This is the latest installation from Anya Gallaccio, a young British artist who has made her name with works using organic materials. In 1990, for example, it was steam, with 24 kettles whistling in unison; and in 1992, it was fresh flowers, in a carpet of 10,000 roses. As with earlier works, the chocolate piece will rot and, as the gallery put it, 'transform the work from something serene and beautiful to something repellent, and yet morbidly alluring'.
Cadbury's provided 63kg of its Bournville chocolate bars, in return for pounds 100 being donated to the Save the Children Fund.
With a team of 10 helpers, Ms Gallaccio has spent the past week applying three layers of chocolate to the gallery walls. On Monday, she was crumbling chocolate into a pan and melting it over a portable electric stove. She was surrounded by boxes bulging with Bournville bars.
While she was busy doing that, her team was painting the walls. One man, licking his fingers, commented that chocolate does not take long to dry. Ms Gallaccio, concerned about streaky white patches, took a brush to them: the smoother and shinier the surface, the more 'sexy' the look, she explained.
She first created the piece last year in Vienna, a city synonymous with chocolate, inspired by the dark wood-panelling of its coffee houses. But, beyond that, she preferred not to comment on what she was trying to express.
She said: 'The Viennese made the obvious Freudian connections . . . that it looks like shit on the wall.' However, some apparently developed such a taste for her art, they were licking the walls at the opening. 'There were nose and tongue marks over it.'

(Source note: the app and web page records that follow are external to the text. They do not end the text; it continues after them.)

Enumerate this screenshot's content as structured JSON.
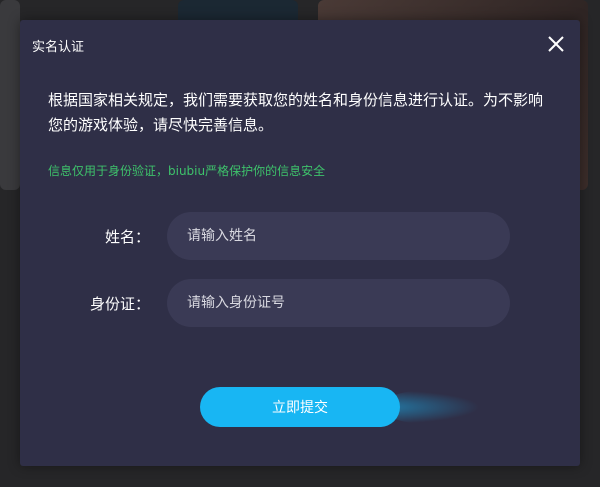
{
  "modal": {
    "title": "实名认证",
    "notice": "根据国家相关规定，我们需要获取您的姓名和身份信息进行认证。为不影响您的游戏体验，请尽快完善信息。",
    "privacy_note": "信息仅用于身份验证，biubiu严格保护你的信息安全",
    "fields": {
      "name": {
        "label": "姓名：",
        "placeholder": "请输入姓名",
        "value": ""
      },
      "id_number": {
        "label": "身份证：",
        "placeholder": "请输入身份证号",
        "value": ""
      }
    },
    "submit_label": "立即提交",
    "close_icon": "close-icon"
  },
  "colors": {
    "modal_bg": "#2f2f47",
    "field_bg": "#3a3a55",
    "accent": "#18b6f3",
    "privacy_green": "#3ec26b"
  }
}
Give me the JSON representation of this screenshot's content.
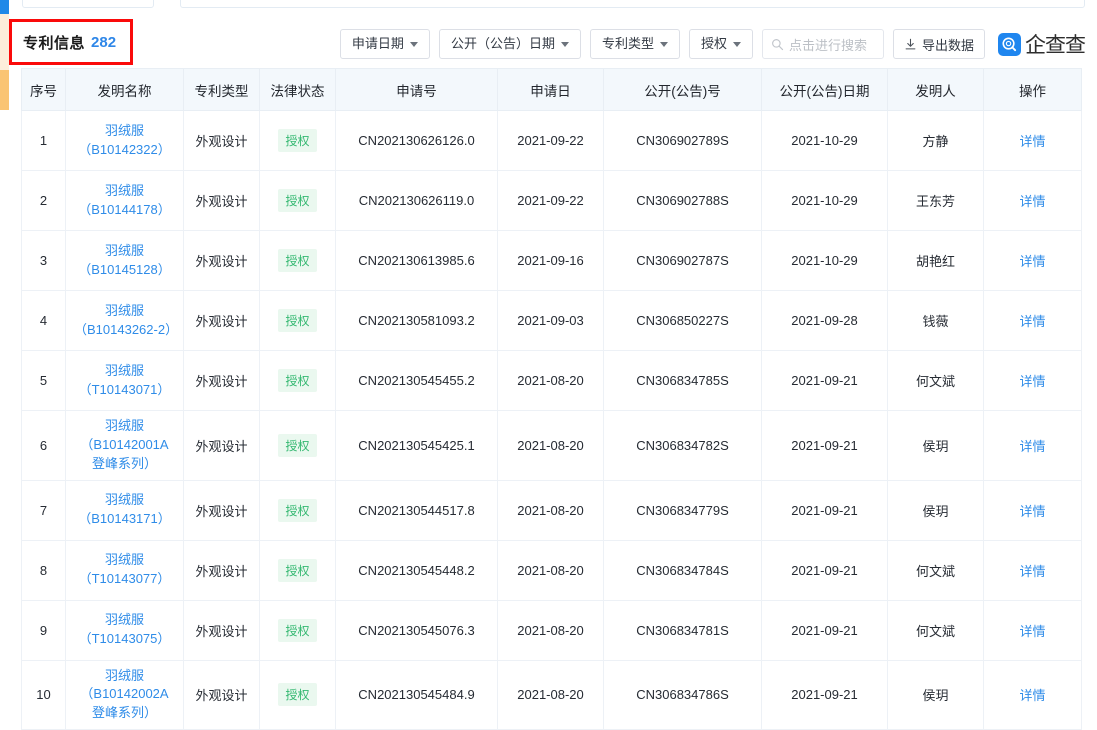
{
  "header": {
    "title_label": "专利信息",
    "count": "282"
  },
  "toolbar": {
    "filters": [
      {
        "label": "申请日期",
        "icon": "chevron-down-icon"
      },
      {
        "label": "公开（公告）日期",
        "icon": "chevron-down-icon"
      },
      {
        "label": "专利类型",
        "icon": "chevron-down-icon"
      },
      {
        "label": "授权",
        "icon": "chevron-down-icon"
      }
    ],
    "search": {
      "placeholder": "点击进行搜索",
      "icon": "search-icon"
    },
    "export": {
      "label": "导出数据",
      "icon": "download-icon"
    },
    "brand": {
      "name": "企查查",
      "icon": "qcc-logo-icon",
      "color": "#1f86ef"
    }
  },
  "table": {
    "columns": [
      "序号",
      "发明名称",
      "专利类型",
      "法律状态",
      "申请号",
      "申请日",
      "公开(公告)号",
      "公开(公告)日期",
      "发明人",
      "操作"
    ],
    "action_label": "详情",
    "rows": [
      {
        "seq": "1",
        "name": "羽绒服（B10142322）",
        "type": "外观设计",
        "status": "授权",
        "app_no": "CN202130626126.0",
        "app_date": "2021-09-22",
        "pub_no": "CN306902789S",
        "pub_date": "2021-10-29",
        "inventor": "方静"
      },
      {
        "seq": "2",
        "name": "羽绒服（B10144178）",
        "type": "外观设计",
        "status": "授权",
        "app_no": "CN202130626119.0",
        "app_date": "2021-09-22",
        "pub_no": "CN306902788S",
        "pub_date": "2021-10-29",
        "inventor": "王东芳"
      },
      {
        "seq": "3",
        "name": "羽绒服（B10145128）",
        "type": "外观设计",
        "status": "授权",
        "app_no": "CN202130613985.6",
        "app_date": "2021-09-16",
        "pub_no": "CN306902787S",
        "pub_date": "2021-10-29",
        "inventor": "胡艳红"
      },
      {
        "seq": "4",
        "name": "羽绒服（B10143262-2）",
        "type": "外观设计",
        "status": "授权",
        "app_no": "CN202130581093.2",
        "app_date": "2021-09-03",
        "pub_no": "CN306850227S",
        "pub_date": "2021-09-28",
        "inventor": "钱薇"
      },
      {
        "seq": "5",
        "name": "羽绒服（T10143071）",
        "type": "外观设计",
        "status": "授权",
        "app_no": "CN202130545455.2",
        "app_date": "2021-08-20",
        "pub_no": "CN306834785S",
        "pub_date": "2021-09-21",
        "inventor": "何文斌"
      },
      {
        "seq": "6",
        "name": "羽绒服（B10142001A登峰系列）",
        "type": "外观设计",
        "status": "授权",
        "app_no": "CN202130545425.1",
        "app_date": "2021-08-20",
        "pub_no": "CN306834782S",
        "pub_date": "2021-09-21",
        "inventor": "侯玥"
      },
      {
        "seq": "7",
        "name": "羽绒服（B10143171）",
        "type": "外观设计",
        "status": "授权",
        "app_no": "CN202130544517.8",
        "app_date": "2021-08-20",
        "pub_no": "CN306834779S",
        "pub_date": "2021-09-21",
        "inventor": "侯玥"
      },
      {
        "seq": "8",
        "name": "羽绒服（T10143077）",
        "type": "外观设计",
        "status": "授权",
        "app_no": "CN202130545448.2",
        "app_date": "2021-08-20",
        "pub_no": "CN306834784S",
        "pub_date": "2021-09-21",
        "inventor": "何文斌"
      },
      {
        "seq": "9",
        "name": "羽绒服（T10143075）",
        "type": "外观设计",
        "status": "授权",
        "app_no": "CN202130545076.3",
        "app_date": "2021-08-20",
        "pub_no": "CN306834781S",
        "pub_date": "2021-09-21",
        "inventor": "何文斌"
      },
      {
        "seq": "10",
        "name": "羽绒服（B10142002A登峰系列）",
        "type": "外观设计",
        "status": "授权",
        "app_no": "CN202130545484.9",
        "app_date": "2021-08-20",
        "pub_no": "CN306834786S",
        "pub_date": "2021-09-21",
        "inventor": "侯玥"
      }
    ]
  }
}
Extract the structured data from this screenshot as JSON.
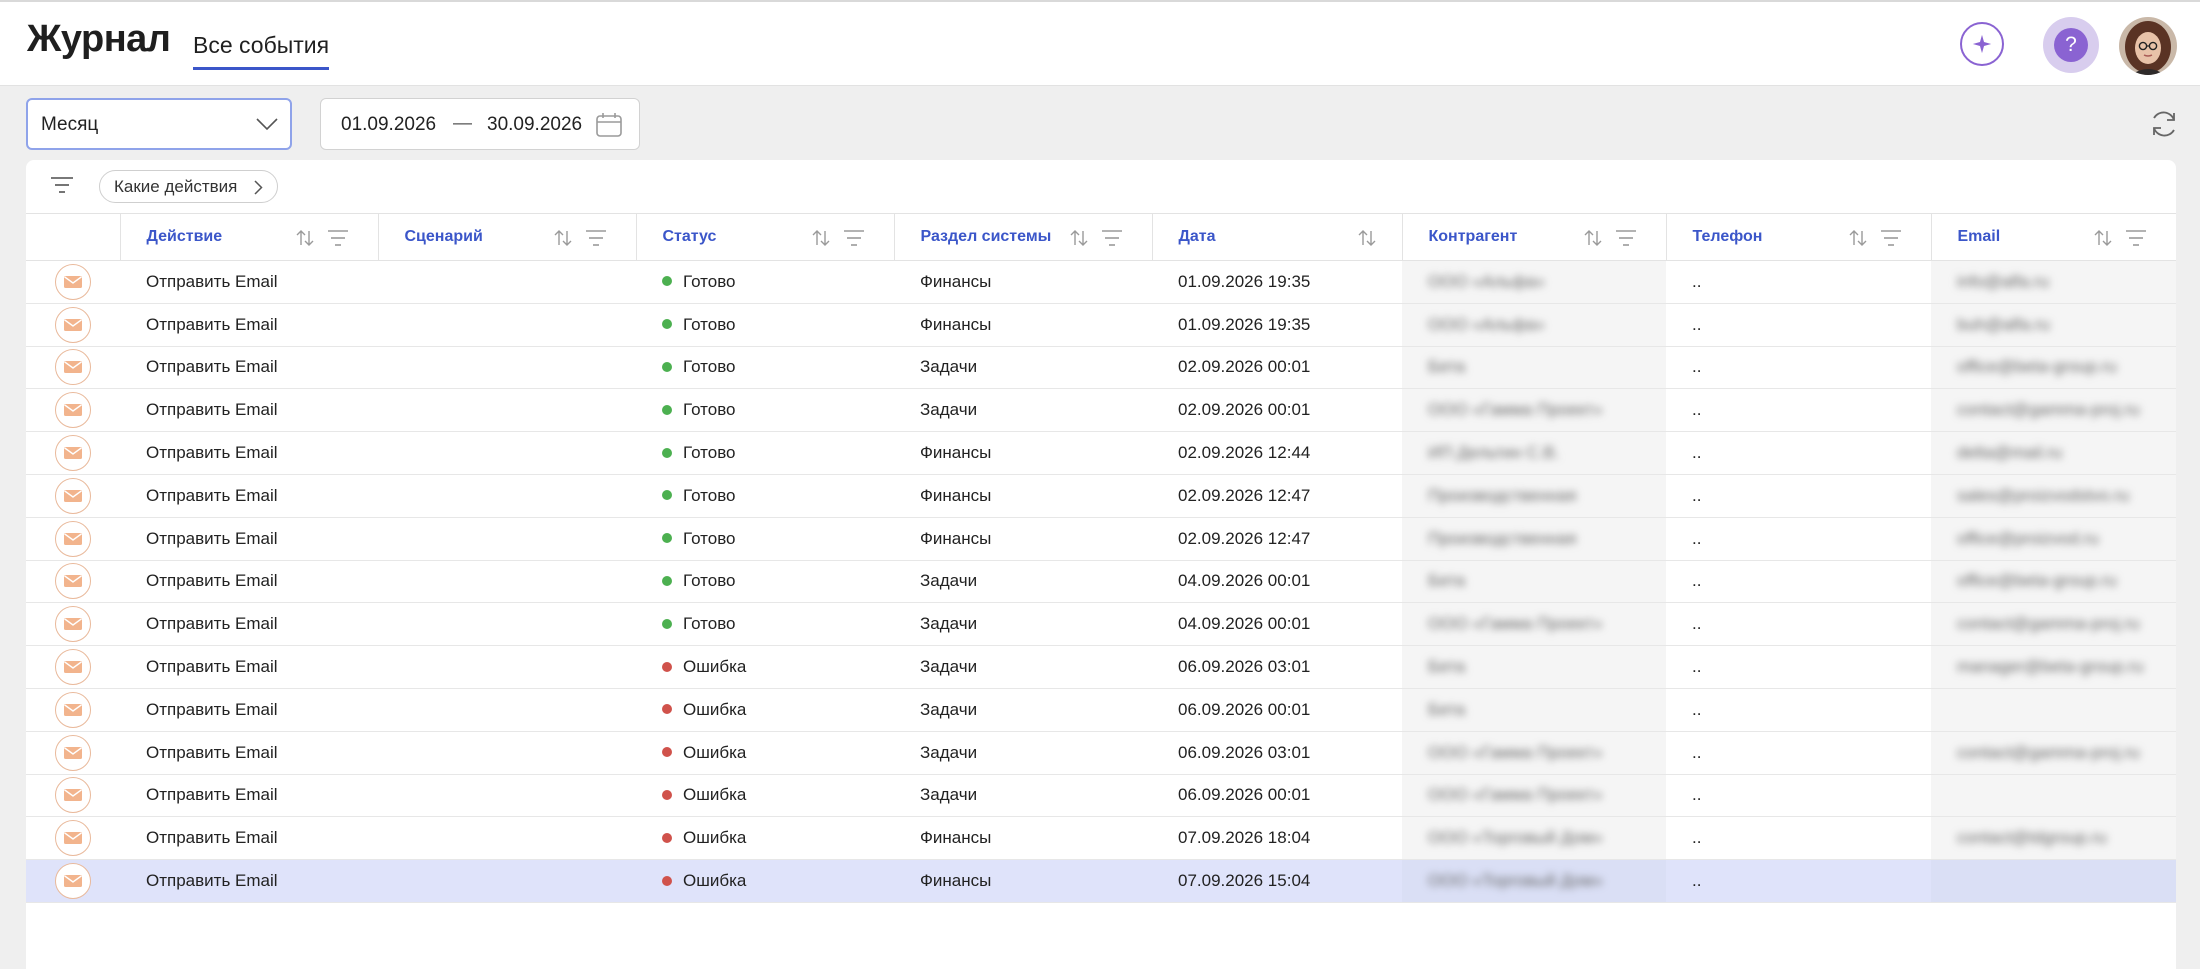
{
  "header": {
    "title": "Журнал",
    "tab": "Все события"
  },
  "filters": {
    "period": "Месяц",
    "date_from": "01.09.2026",
    "date_separator": "—",
    "date_to": "30.09.2026",
    "actions_chip": "Какие действия"
  },
  "table": {
    "columns": [
      "Действие",
      "Сценарий",
      "Статус",
      "Раздел системы",
      "Дата",
      "Контрагент",
      "Телефон",
      "Email"
    ],
    "status_colors": {
      "Готово": "#4cb050",
      "Ошибка": "#d0524b"
    },
    "rows": [
      {
        "action": "Отправить Email",
        "scenario": "",
        "status": "Готово",
        "section": "Финансы",
        "date": "01.09.2026 19:35",
        "counterparty": "ООО «Альфа»",
        "phone": "..",
        "email": "info@alfa.ru"
      },
      {
        "action": "Отправить Email",
        "scenario": "",
        "status": "Готово",
        "section": "Финансы",
        "date": "01.09.2026 19:35",
        "counterparty": "ООО «Альфа»",
        "phone": "..",
        "email": "buh@alfa.ru"
      },
      {
        "action": "Отправить Email",
        "scenario": "",
        "status": "Готово",
        "section": "Задачи",
        "date": "02.09.2026 00:01",
        "counterparty": "Бета",
        "phone": "..",
        "email": "office@beta-group.ru"
      },
      {
        "action": "Отправить Email",
        "scenario": "",
        "status": "Готово",
        "section": "Задачи",
        "date": "02.09.2026 00:01",
        "counterparty": "ООО «Гамма Проект»",
        "phone": "..",
        "email": "contact@gamma-proj.ru"
      },
      {
        "action": "Отправить Email",
        "scenario": "",
        "status": "Готово",
        "section": "Финансы",
        "date": "02.09.2026 12:44",
        "counterparty": "ИП Дельтин С.В.",
        "phone": "..",
        "email": "delta@mail.ru"
      },
      {
        "action": "Отправить Email",
        "scenario": "",
        "status": "Готово",
        "section": "Финансы",
        "date": "02.09.2026 12:47",
        "counterparty": "Производственная",
        "phone": "..",
        "email": "sales@proizvodstvo.ru"
      },
      {
        "action": "Отправить Email",
        "scenario": "",
        "status": "Готово",
        "section": "Финансы",
        "date": "02.09.2026 12:47",
        "counterparty": "Производственная",
        "phone": "..",
        "email": "office@proizvod.ru"
      },
      {
        "action": "Отправить Email",
        "scenario": "",
        "status": "Готово",
        "section": "Задачи",
        "date": "04.09.2026 00:01",
        "counterparty": "Бета",
        "phone": "..",
        "email": "office@beta-group.ru"
      },
      {
        "action": "Отправить Email",
        "scenario": "",
        "status": "Готово",
        "section": "Задачи",
        "date": "04.09.2026 00:01",
        "counterparty": "ООО «Гамма Проект»",
        "phone": "..",
        "email": "contact@gamma-proj.ru"
      },
      {
        "action": "Отправить Email",
        "scenario": "",
        "status": "Ошибка",
        "section": "Задачи",
        "date": "06.09.2026 03:01",
        "counterparty": "Бета",
        "phone": "..",
        "email": "manager@beta-group.ru"
      },
      {
        "action": "Отправить Email",
        "scenario": "",
        "status": "Ошибка",
        "section": "Задачи",
        "date": "06.09.2026 00:01",
        "counterparty": "Бета",
        "phone": "..",
        "email": ""
      },
      {
        "action": "Отправить Email",
        "scenario": "",
        "status": "Ошибка",
        "section": "Задачи",
        "date": "06.09.2026 03:01",
        "counterparty": "ООО «Гамма Проект»",
        "phone": "..",
        "email": "contact@gamma-proj.ru"
      },
      {
        "action": "Отправить Email",
        "scenario": "",
        "status": "Ошибка",
        "section": "Задачи",
        "date": "06.09.2026 00:01",
        "counterparty": "ООО «Гамма Проект»",
        "phone": "..",
        "email": ""
      },
      {
        "action": "Отправить Email",
        "scenario": "",
        "status": "Ошибка",
        "section": "Финансы",
        "date": "07.09.2026 18:04",
        "counterparty": "ООО «Торговый Дом»",
        "phone": "..",
        "email": "contact@tdgroup.ru"
      },
      {
        "action": "Отправить Email",
        "scenario": "",
        "status": "Ошибка",
        "section": "Финансы",
        "date": "07.09.2026 15:04",
        "counterparty": "ООО «Торговый Дом»",
        "phone": "..",
        "email": ""
      }
    ]
  }
}
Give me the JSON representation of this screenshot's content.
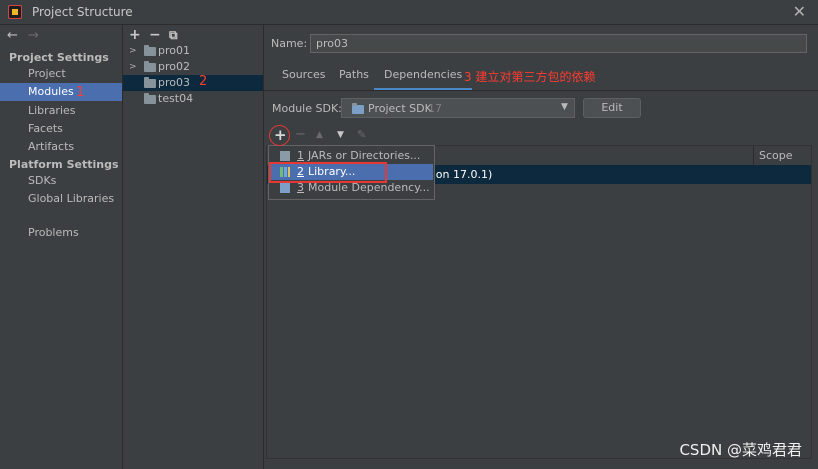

Karsten Schubert described the work as both formal and frivolous. 'It's a depressing colour, but a sexy material,' he said.
Ms Gallaccio's chocolate room will be ready for public consumption today. Collectors whose appetites are whetted by it will be able to buy it, for pounds 5,000: a certificate will be issued, and the work redone elsewhere.
(Photograph omitted)Reuse content